Friday, January 16, 2015

Wednesday, January 14th, 2015

Dear Mythology Students,
Today you were introduced to THE ILIAD!

Students were given several handouts and a homework assignment for annotation. If you missed class, please stop by prior to Friday, so you can obtain the information!

This is one of the handouts that each student received during class. Please print it off as a word document and place it in the "handout" section of your notebook.

 
Introduction:
What is an epic?

The Iliad is about:



Ilium:

Acheans:

The Odyssey is about:


Did the Trojan War actually take place and what was the cause?

Who discovered the ancient city of Troy?

“Road Map:”

“Schliemann's scar:”

Using a well read copy of The Iliad as his reference guide, Scheilmann chose a spot on the Asian 




coast of Turkey called the Mound of Hissarlik, and began digging for the famous city of Troy. In the course of four years, he uncovered nine successive cities built on top of each other. 
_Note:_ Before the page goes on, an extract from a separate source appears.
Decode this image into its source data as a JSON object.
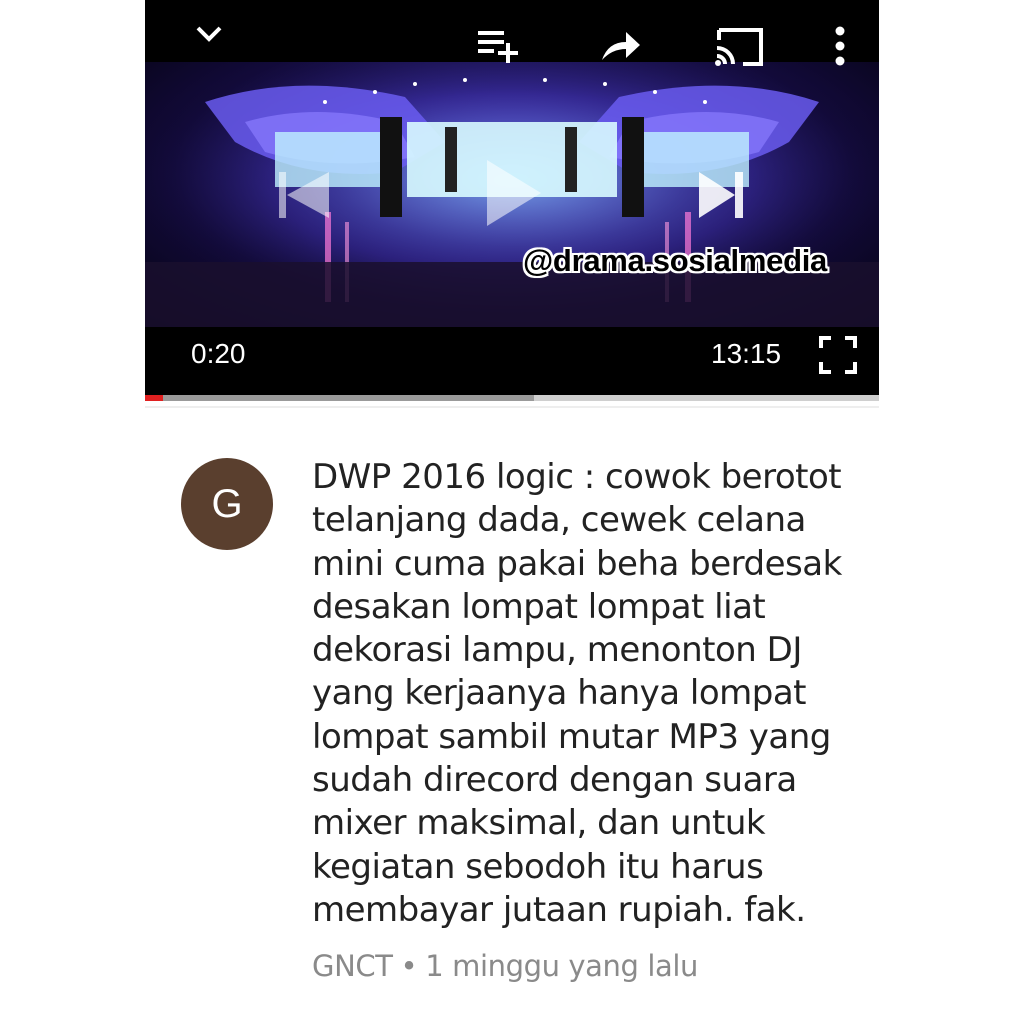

 The sixth city he declared the “City of Troy,” or as Schliemann called it the “Burnt City.” Later archaeologists through carbon dating and additional archaeological discoveries, proved that Schliemann's choice was accurate. What was once thought to be myth had been proven historically correct.


What we know about Homer.....

Many scholars have asked the question, “Were the epic poems of The Iliad and The Odyssey written by one poet or were they collective efforts on the part of several poets?” We will never know the answer to this question. Most scholars agree that “a Homer” existed, that he lived in the 8th or 9th century B.C., and that he was a well-known poet. Some references to Homer indicate that he was blind, which has been interpreted as a “sign of his greatness.” We know that Homer had a strong command of the written language, and that at one point he could see. His love for beauty and gory details are too advanced, especially for someone who might have been blind his entire life. He lived about 500 years after the events at Troy; therefore, the story he told was not original with him, but had been passed down in the oral tradition of the times.



Allow me to share two excerpts from The Iliad with you.

“...the spear of bronze went through

Below the brain and shattered the white bones,

Dashed out his teeth, and filled his eyes with blood;

And blood he spurted gaping through his mouth

And nose; and death's dark cloud encompassed him.”

Book XVI, lines 345-350



“Then answered Hector of the flashing helm,

His strength all gone: 'I beg thee by my life,

Thy knees, thy parents, leave me not for dogs

Of the Acheans by the ship to eat,

But rather take abundant stores of bronze and gold-

My king and queenly mother will give it thee-

And render back my body to my home,

So that the Trojans and the Trojans' wives

May give me due meed of fire in death.'



But scowling at him swift Achilles said,

“Do not entreat me, dog, by knees or parents ,

I only wish I had the heart and will

To hack the flesh off thee and eat it raw......”

Book XXII, lines 317-330


2. Students were then introduced to Henrik Scheilmann, the amateur archeologist who discovered Troy. Again, if you missed class, please obtain this information from a peer, or from the internet.
HOMEWORK:
1.  Read the section entitled "The Trojan War." Annotate and notate the first page with 10 annotations/notations and the back with 7 annotations/notations. You are welcome to use all your colors! This is due for you on FRIDAY!


Monday, October 9th, 2017

Dear Mythology Kids, If you missed class today, we completed the following: 1. PC #11 PC #11 Smithson Funeral Home claims that their c...